India is the largest secular sovereign republic in the world. What does that mean? It means an independent nation that does not discriminate on the basis of religion; it is earthy, worldly wise tolerating every religion in its state. Positions and recognition is given to the citizens on the basis of capabilities and not because they belong to a particular group or hail from any religious ethnicity.
If anyone questions it like now when the Prime Minister went to Ayodhya to lay the foundation stone for the construction of the Ram Mandir, my blood boils. What is wrong in what PM Modi did? As the head of a state, it’s his moral duty to honour a big event of this magnitude with his presence. This issue of the Ram Janmabhoomi has been lying in limbo for years. After the Supreme Court gave its verdict on the issue in favour of building a temple and a separate land allotted to build a mosque elsewhere, the legality of the matter was taken care of and the issue was put to rest amiably. Then, why this entire hullabaloo at the time of laying the foundation stone?

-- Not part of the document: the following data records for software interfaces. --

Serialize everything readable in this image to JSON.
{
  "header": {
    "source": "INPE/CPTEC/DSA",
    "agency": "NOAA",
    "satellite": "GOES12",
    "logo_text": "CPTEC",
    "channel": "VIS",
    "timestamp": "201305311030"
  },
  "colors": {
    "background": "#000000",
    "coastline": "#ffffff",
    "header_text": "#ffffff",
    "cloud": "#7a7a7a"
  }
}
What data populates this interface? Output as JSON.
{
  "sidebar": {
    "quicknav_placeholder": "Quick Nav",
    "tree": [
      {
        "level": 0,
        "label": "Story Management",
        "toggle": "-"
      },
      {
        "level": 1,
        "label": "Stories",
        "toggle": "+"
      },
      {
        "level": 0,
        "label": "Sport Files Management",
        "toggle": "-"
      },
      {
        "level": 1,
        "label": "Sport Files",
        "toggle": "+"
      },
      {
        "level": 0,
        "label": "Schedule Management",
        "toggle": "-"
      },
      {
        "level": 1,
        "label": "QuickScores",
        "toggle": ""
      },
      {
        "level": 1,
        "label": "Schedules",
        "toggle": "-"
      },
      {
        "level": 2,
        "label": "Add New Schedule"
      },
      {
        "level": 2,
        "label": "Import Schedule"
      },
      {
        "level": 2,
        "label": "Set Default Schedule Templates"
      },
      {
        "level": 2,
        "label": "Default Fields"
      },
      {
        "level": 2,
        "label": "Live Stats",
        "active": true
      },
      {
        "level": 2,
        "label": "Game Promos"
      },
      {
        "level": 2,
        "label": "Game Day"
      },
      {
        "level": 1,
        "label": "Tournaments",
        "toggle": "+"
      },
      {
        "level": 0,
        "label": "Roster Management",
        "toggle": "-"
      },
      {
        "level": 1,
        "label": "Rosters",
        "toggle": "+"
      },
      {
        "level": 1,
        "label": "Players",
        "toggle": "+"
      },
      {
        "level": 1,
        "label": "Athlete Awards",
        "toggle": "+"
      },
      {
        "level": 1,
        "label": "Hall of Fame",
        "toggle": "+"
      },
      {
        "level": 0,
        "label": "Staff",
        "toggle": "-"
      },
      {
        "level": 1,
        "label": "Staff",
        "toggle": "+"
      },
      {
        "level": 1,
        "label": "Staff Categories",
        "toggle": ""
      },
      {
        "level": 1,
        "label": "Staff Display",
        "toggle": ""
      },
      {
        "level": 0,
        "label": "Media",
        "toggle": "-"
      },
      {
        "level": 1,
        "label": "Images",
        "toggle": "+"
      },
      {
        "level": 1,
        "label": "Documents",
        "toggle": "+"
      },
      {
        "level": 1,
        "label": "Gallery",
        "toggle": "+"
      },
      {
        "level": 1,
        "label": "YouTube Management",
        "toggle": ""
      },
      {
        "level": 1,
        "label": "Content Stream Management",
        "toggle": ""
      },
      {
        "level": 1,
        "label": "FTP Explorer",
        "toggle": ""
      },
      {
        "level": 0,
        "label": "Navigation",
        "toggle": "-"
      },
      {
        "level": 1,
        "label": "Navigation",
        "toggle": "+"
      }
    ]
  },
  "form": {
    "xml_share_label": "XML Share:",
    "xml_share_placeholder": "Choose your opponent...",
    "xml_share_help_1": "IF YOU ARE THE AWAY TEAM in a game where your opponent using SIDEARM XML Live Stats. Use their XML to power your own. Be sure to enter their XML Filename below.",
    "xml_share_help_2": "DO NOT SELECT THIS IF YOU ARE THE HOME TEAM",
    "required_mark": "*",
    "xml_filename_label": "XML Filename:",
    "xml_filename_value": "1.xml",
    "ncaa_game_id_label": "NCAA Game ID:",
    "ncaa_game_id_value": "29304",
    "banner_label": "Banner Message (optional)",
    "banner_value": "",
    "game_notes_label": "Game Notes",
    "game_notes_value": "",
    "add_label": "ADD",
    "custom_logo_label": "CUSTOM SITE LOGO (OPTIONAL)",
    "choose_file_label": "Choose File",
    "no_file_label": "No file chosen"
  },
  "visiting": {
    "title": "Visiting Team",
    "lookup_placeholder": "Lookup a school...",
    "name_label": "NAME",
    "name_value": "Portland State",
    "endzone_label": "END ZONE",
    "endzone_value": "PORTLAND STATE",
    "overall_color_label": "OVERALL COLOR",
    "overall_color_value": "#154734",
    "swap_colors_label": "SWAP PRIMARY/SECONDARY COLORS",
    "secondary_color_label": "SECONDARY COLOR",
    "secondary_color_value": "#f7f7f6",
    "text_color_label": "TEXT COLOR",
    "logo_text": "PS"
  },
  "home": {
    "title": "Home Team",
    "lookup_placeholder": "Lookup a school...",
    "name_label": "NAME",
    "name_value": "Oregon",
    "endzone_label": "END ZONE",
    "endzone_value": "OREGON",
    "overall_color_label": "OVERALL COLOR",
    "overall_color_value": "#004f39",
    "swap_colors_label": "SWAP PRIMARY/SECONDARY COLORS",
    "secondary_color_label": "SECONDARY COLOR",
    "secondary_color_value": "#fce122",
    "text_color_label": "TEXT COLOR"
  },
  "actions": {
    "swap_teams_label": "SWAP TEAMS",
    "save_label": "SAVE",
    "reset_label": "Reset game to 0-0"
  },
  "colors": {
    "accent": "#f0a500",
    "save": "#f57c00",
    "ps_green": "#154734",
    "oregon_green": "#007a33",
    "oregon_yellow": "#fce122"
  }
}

Politics take an ugly turn when it becomes antinational. When we call a nation unsecular, we are pointing fingers at ourselves as we the people are the most integral part of this fabric. How does a nation become unsecular if the Prime Minister inaugurates a religious place? How do we forget that we are the same country that has had a Muslim and Sikh Presidents and Prime Ministers? We have had Heads of the Navy, Air Force and the Army leading our country selected on their capabilities irrespective of their religious affinities. Our most popular sport cricket has had Captains from the minorities way back from Mansur Ali Khan Pataudi to Mohammad Azharuddin. India is proud to honour top musicians like Amjad Ali Khan, Bismillah Khan, A R Rahman, Zakir Hussain, all hailing from the minorities’ section. The heartthrobs of Indian cinema the Khans are loved and idolized in our amazing country.
When the Kartarpur corridor was opened between India and its sworn enemy Pakistan, our government welcomed it with an open heart. The state machinery got active in ensuring the safety of the people visiting the holy site from both sides. It was a very sensitive move given the history of India and Pakistan, but the state did not leave a single stone unturned to ensure smooth operations of this manoeuvre. A lot of money was spent. The Prime Minister was one of the first citizens to cross over the LOC to pay his respects to the spiritual destination. At that time, no questions were raised.
How are we not a secular country? We have universities that have reservations for the minority communities but the Hindus who are in a majority have to sweat out and perform to gain admission. If the government machinery is mobilized to put order for inaugurating a temple construction for the safety of people, we are called unsecular. But another community can hold large gatherings flouting social distancing norms enforced due to the coronavirus pandemic and eventually become instrumental in the initial spike of Covid positive cases.
Does secular indicate victimizing the majority communities? Does it mean exploitation and injustice for its own people? How are we unsecular? Secular does not mean pampering the minorities for your vested interest, let them get away with murder and demean your own people to create unrest and disorder in your own country. We should be ashamed of ourselves for behaving in this atrocious manner and be more national for the greater good of the country.
This independence day, we should take a pledge to join together as a nation to fight this common enemy, Covid-19 that has hit us all. We should put our petty issues aside and work together to combat and overcome this menace and build our economy as a secular democratic country that we are. Our combined efforts will bear fruit and make us proud of our country, showing unity in diversity.